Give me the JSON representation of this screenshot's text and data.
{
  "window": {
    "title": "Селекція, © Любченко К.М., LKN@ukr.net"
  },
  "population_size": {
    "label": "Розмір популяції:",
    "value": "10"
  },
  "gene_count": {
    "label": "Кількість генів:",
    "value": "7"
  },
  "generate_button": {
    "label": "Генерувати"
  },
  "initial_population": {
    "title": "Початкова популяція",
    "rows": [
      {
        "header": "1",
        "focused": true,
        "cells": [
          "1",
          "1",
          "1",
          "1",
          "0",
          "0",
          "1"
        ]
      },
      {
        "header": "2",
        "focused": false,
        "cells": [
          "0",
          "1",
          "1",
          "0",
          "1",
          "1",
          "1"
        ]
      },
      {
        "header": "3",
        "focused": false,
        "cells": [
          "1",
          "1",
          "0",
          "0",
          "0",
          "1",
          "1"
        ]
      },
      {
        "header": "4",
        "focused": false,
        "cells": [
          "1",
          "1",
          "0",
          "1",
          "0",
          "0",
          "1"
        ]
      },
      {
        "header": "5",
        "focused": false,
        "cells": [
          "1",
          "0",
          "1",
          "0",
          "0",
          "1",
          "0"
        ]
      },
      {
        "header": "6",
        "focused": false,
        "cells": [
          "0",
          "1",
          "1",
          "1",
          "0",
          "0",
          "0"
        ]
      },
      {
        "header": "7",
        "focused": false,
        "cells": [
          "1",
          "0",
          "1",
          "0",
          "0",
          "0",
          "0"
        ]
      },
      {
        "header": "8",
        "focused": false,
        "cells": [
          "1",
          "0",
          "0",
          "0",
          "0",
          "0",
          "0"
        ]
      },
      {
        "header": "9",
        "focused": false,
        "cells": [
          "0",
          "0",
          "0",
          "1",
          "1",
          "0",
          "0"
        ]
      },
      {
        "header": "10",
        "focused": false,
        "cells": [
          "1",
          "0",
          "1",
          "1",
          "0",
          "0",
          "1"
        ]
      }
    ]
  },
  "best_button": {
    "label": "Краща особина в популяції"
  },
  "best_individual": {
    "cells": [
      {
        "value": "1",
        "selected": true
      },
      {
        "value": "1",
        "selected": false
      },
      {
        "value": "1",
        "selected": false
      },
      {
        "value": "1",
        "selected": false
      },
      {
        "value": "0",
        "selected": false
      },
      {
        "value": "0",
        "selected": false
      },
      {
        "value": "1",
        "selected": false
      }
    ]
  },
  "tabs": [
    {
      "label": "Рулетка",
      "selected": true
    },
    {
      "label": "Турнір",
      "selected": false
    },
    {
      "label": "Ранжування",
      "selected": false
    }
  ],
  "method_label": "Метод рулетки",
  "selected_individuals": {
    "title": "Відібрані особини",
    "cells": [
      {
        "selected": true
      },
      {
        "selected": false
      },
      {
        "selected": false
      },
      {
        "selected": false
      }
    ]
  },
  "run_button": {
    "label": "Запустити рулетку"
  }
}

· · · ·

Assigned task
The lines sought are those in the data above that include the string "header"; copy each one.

Answer
        "header": "1",
        "header": "2",
        "header": "3",
        "header": "4",
        "header": "5",
        "header": "6",
        "header": "7",
        "header": "8",
        "header": "9",
        "header": "10",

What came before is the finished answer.